■ **What to work on**:
Skip the pictures and return every entry exactly as written.
==========
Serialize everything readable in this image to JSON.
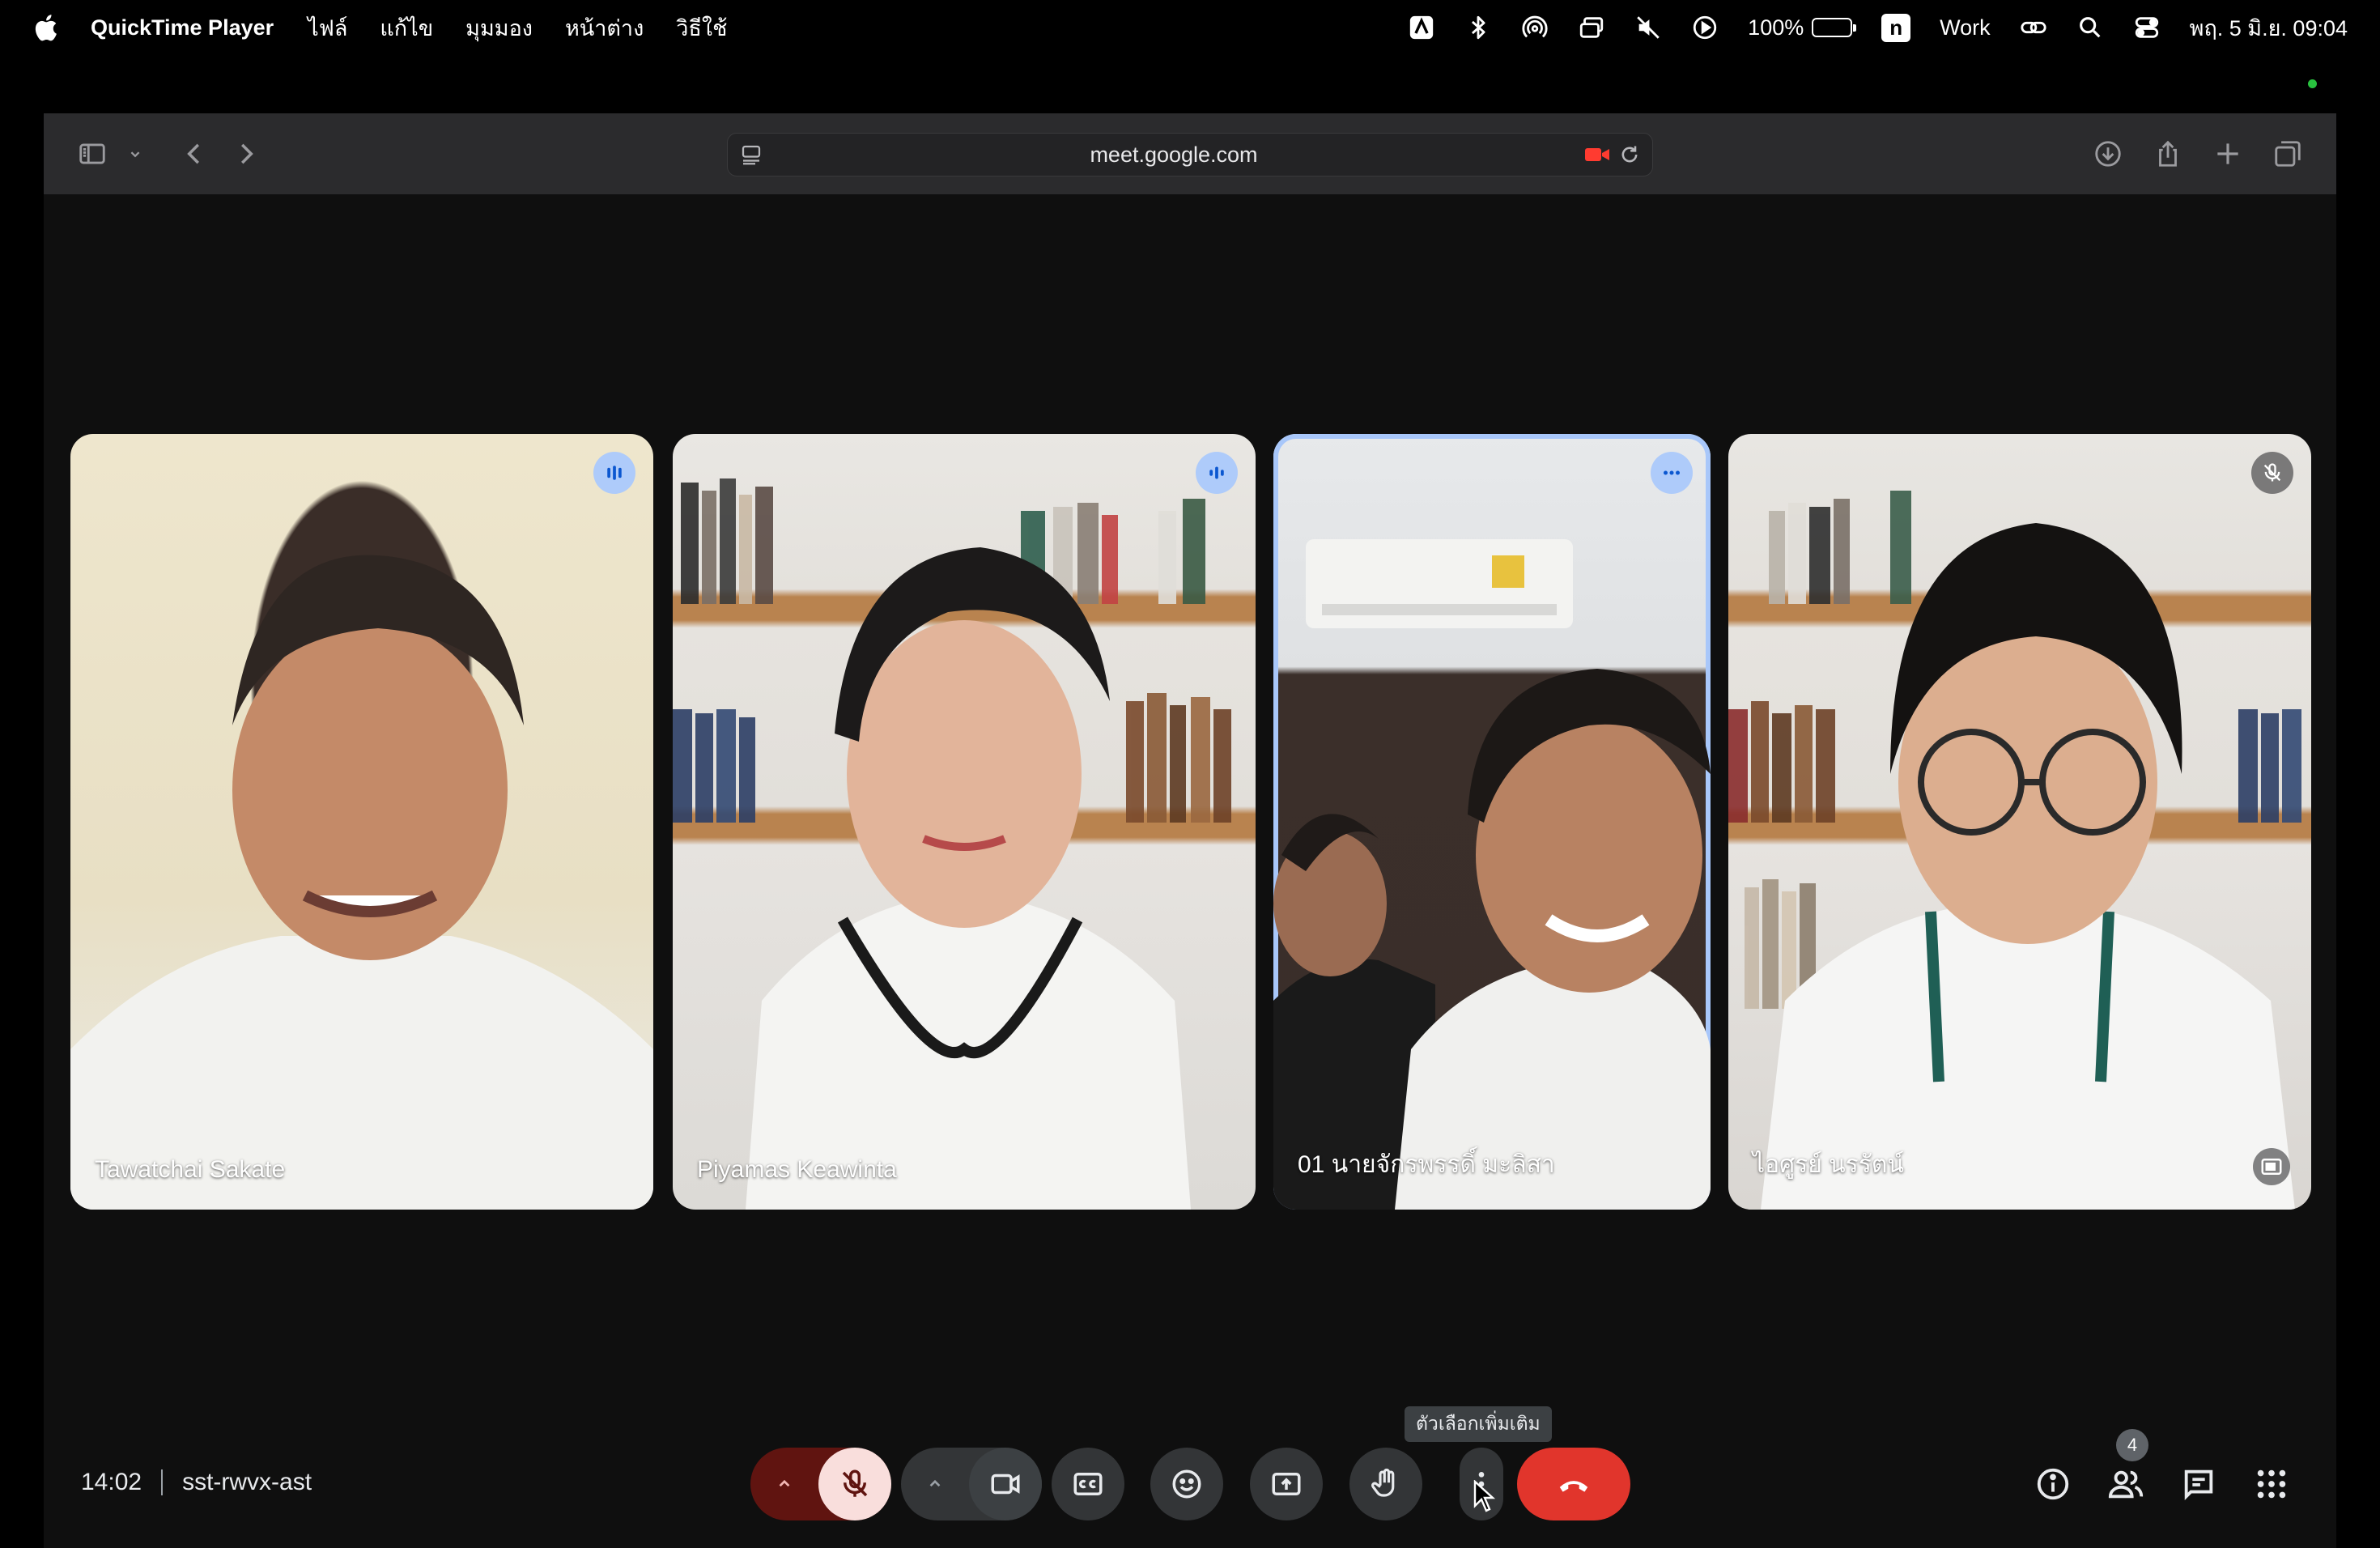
{
  "menubar": {
    "app_name": "QuickTime Player",
    "menus": [
      "ไฟล์",
      "แก้ไข",
      "มุมมอง",
      "หน้าต่าง",
      "วิธีใช้"
    ],
    "battery_percent": "100%",
    "battery_level": 1.0,
    "input_badge": "n",
    "focus_label": "Work",
    "datetime": "พฤ. 5 มิ.ย. 09:04"
  },
  "browser": {
    "url": "meet.google.com"
  },
  "meet": {
    "participants": [
      {
        "name": "Tawatchai Sakate",
        "status": "speaking"
      },
      {
        "name": "Piyamas Keawinta",
        "status": "speaking"
      },
      {
        "name": "01 นายจักรพรรดิ์ มะลิสา",
        "status": "more-options"
      },
      {
        "name": "ไอศูรย์ นรรัตน์",
        "status": "muted"
      }
    ],
    "time": "14:02",
    "meeting_code": "sst-rwvx-ast",
    "tooltip": "ตัวเลือกเพิ่มเติม",
    "people_count": "4",
    "colors": {
      "end_call": "#e1352c",
      "mic_off_bg": "#f9dedc",
      "mic_group_bg": "#601410",
      "active_border": "#a8c7fa"
    }
  }
}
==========
■ **Result for this task**:
Serialize everything readable in this image to JSON.
{
  "menubar": {
    "app_name": "QuickTime Player",
    "menus": [
      "ไฟล์",
      "แก้ไข",
      "มุมมอง",
      "หน้าต่าง",
      "วิธีใช้"
    ],
    "battery_percent": "100%",
    "battery_level": 1.0,
    "input_badge": "n",
    "focus_label": "Work",
    "datetime": "พฤ. 5 มิ.ย. 09:04"
  },
  "browser": {
    "url": "meet.google.com"
  },
  "meet": {
    "participants": [
      {
        "name": "Tawatchai Sakate",
        "status": "speaking"
      },
      {
        "name": "Piyamas Keawinta",
        "status": "speaking"
      },
      {
        "name": "01 นายจักรพรรดิ์ มะลิสา",
        "status": "more-options"
      },
      {
        "name": "ไอศูรย์ นรรัตน์",
        "status": "muted"
      }
    ],
    "time": "14:02",
    "meeting_code": "sst-rwvx-ast",
    "tooltip": "ตัวเลือกเพิ่มเติม",
    "people_count": "4",
    "colors": {
      "end_call": "#e1352c",
      "mic_off_bg": "#f9dedc",
      "mic_group_bg": "#601410",
      "active_border": "#a8c7fa"
    }
  }
}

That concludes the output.